__Task to carry out__
For each line of the data below that includes the string "Forgot", count one, and answer with the sum only.

__Available data__
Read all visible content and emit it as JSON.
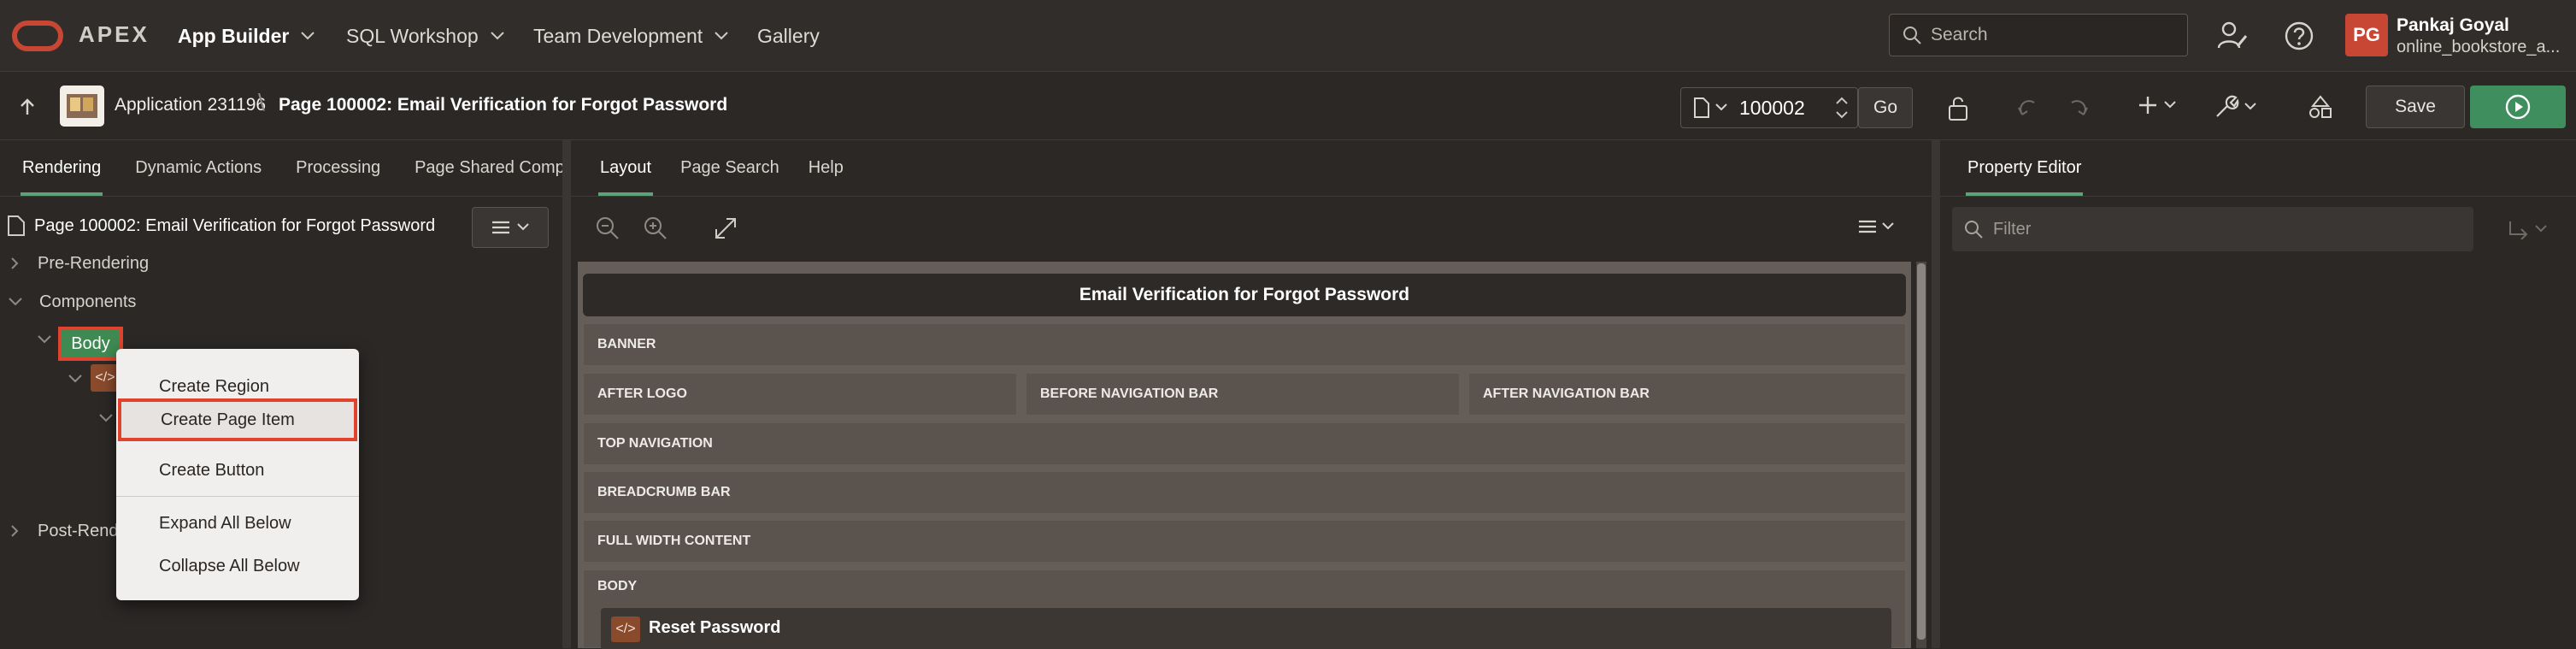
{
  "header": {
    "brand": "APEX",
    "nav": [
      {
        "label": "App Builder"
      },
      {
        "label": "SQL Workshop"
      },
      {
        "label": "Team Development"
      },
      {
        "label": "Gallery"
      }
    ],
    "search_placeholder": "Search",
    "user": {
      "initials": "PG",
      "name": "Pankaj Goyal",
      "workspace": "online_bookstore_a..."
    }
  },
  "toolbar": {
    "application": "Application 231196",
    "page_title": "Page 100002: Email Verification for Forgot Password",
    "page_number": "100002",
    "go_label": "Go",
    "save_label": "Save"
  },
  "left_panel": {
    "tabs": [
      "Rendering",
      "Dynamic Actions",
      "Processing",
      "Page Shared Compor"
    ],
    "root_label": "Page 100002: Email Verification for Forgot Password",
    "tree": {
      "pre_rendering": "Pre-Rendering",
      "components": "Components",
      "body": "Body",
      "post_rendering": "Post-Rend"
    }
  },
  "context_menu": {
    "items": [
      "Create Region",
      "Create Page Item",
      "Create Button",
      "Expand All Below",
      "Collapse All Below"
    ]
  },
  "center_panel": {
    "tabs": [
      "Layout",
      "Page Search",
      "Help"
    ],
    "layout_title": "Email Verification for Forgot Password",
    "regions": {
      "banner": "BANNER",
      "after_logo": "AFTER LOGO",
      "before_nav": "BEFORE NAVIGATION BAR",
      "after_nav": "AFTER NAVIGATION BAR",
      "top_navigation": "TOP NAVIGATION",
      "breadcrumb_bar": "BREADCRUMB BAR",
      "full_width": "FULL WIDTH CONTENT",
      "body": "BODY"
    },
    "region_card": "Reset Password"
  },
  "right_panel": {
    "tab": "Property Editor",
    "filter_placeholder": "Filter"
  },
  "colors": {
    "accent_green": "#5ea279",
    "brand_red": "#c74634",
    "highlight_red": "#e0432d",
    "run_button": "#3e8e5e"
  }
}
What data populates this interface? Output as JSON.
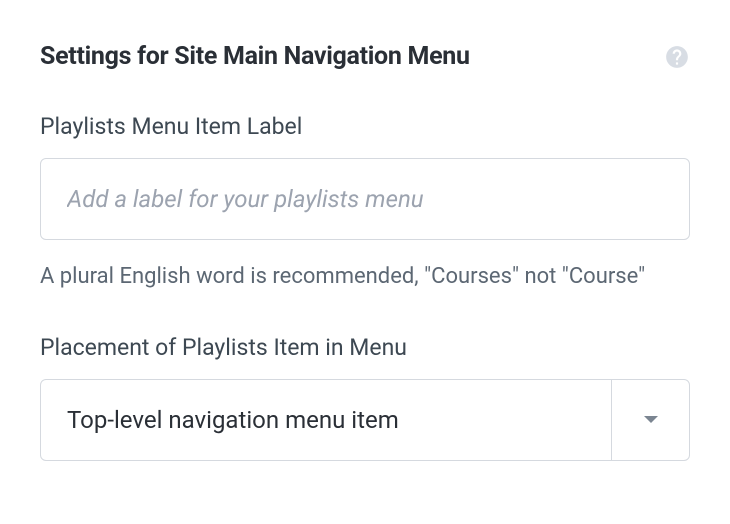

__Result of this task__
3